Supporting new managers with limited time and budget
There’s a lot to focus on when growing a small business. Typically, supporting people managers and helping them to develop leadership skills doesn’t crack the top 20. Small teams, limited resources, and never having enough time can make traditional training and development a no-go for most startups. That doesn’t mean our people managers don’t need the support. In fact, it usually means that they need it MORE. Giving timely, direct feedback, delegating stretch goals to the right people at the right time, and coaching junior team members in their craft can be just what the startup doctor ordered.
At Sensei Labs and our parent company Klick, we recognized that our first time people managers didn’t have enough support. They were struggling to effectively have difficult conversations, wanted a blueprint for leading great one-on-ones, and at the end of the day, didn’t feel like great people leaders. We knew our job was to give them the foundation they needed but we didn’t have the capacity to do it in a traditional way. How did we create a culture of learning? By making use of our best asset of course – our people. Here are our tips and tricks that we learned along the way to provide lean and effective support to our new people leaders!
Use What You Already Have
Tapping into the champions you already have is a natural first step. We found the people leaders with great reputations for resolving conflicts, or the ones who do a fantastic job at onboarding their new hires. We asked them to lead AMA (ask me anything) sessions so other team members could learn about their approach (all while enjoying a free lunch!). These informal sessions created a space for us to start conversations about our leadership values as a team and helped us understand what we’re all striving for.
A Team Who Reads Together
Book clubs can be an insightful and cost effective way to reinforce great leadership principles – and to learn about what’s sticking with your team. Radical Candor is an idea that really spoke to me this year. The book dives into an amazingly simple approach to giving feedback. Buying a few office copies and hosting a ‘fancy book club’ complete with fancy cheese is a simple way to create opportunities for team building and learning. This gives people an informal setting to share their thoughts on the book, take notes on what resonated and what needs more clarification. This will help you learn what type of programming you should be focusing on first. If you have limited time and resources, you want to ensure your programs are what your people need the most. Being a fly on the wall during these discussions is your secret weapon.
The Way to a People Leaders’ Heart
Lunch & Learns have also been a great way for our people to share information – no matter the topic. Some of our most popular events have been when our team members have created a session on a topic they are passionate about – 3D Printing, automated tests, any thing they want to share! In addition to opening up audiences to new ideas and approaches, it’s a great excuse for our people to get out of their comfort zones and present to their colleagues. We hold a prep session to help the presenter structure and polish their content and then book a dry run where L&L hosts get real-time coaching on their presentation skills. The confidence our people build by hosting even one session has had a significant impact on conversations with clients and senior leaders.
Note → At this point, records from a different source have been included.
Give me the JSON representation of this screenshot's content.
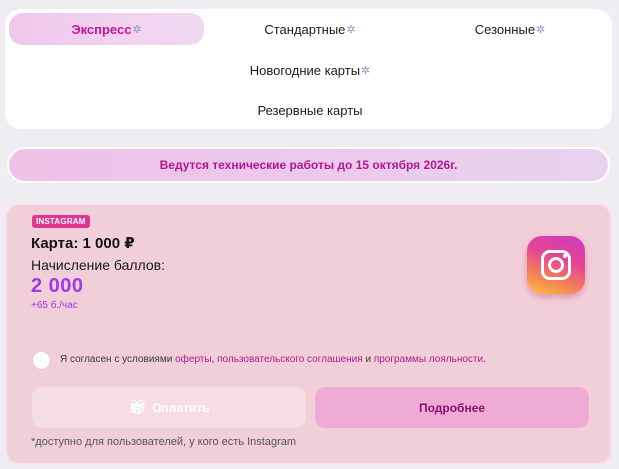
{
  "tabs": [
    {
      "label": "Экспресс",
      "active": true
    },
    {
      "label": "Стандартные",
      "active": false
    },
    {
      "label": "Сезонные",
      "active": false
    },
    {
      "label": "Новогодние карты",
      "active": false
    },
    {
      "label": "Резервные карты",
      "active": false
    }
  ],
  "tab_icon": "gear-icon",
  "banner": {
    "text": "Ведутся технические работы до 15 октября 2026г."
  },
  "offer": {
    "badge": "INSTAGRAM",
    "title": "Карта: 1 000 ₽",
    "points_label": "Начисление баллов:",
    "points_value": "2 000",
    "rate": "+65 б./час",
    "icon": "instagram-icon",
    "agreement": {
      "prefix": "Я согласен с условиями ",
      "link1": "оферты",
      "sep1": ", ",
      "link2": "пользовательского соглашения",
      "sep2": " и ",
      "link3": "программы лояльности",
      "suffix": "."
    },
    "pay_button": "Оплатить",
    "more_button": "Подробнее",
    "footnote": "*доступно для пользователей, у кого есть Instagram"
  },
  "colors": {
    "accent": "#b21892",
    "points": "#9d3ae8",
    "card_bg": "#f1cfd8",
    "more_button": "#efaad6"
  }
}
It may seem cliche, but creating a ‘culture of learning’ shouldn’t be taken lightly, even if you don’t feel like you have the resources to dedicate to it. You want your team to build their skills and adopt a growth mindset and there’s a lot that can be done with limited budgets and limited time. Coaching your people to speak to their own experiences and talents is a great start.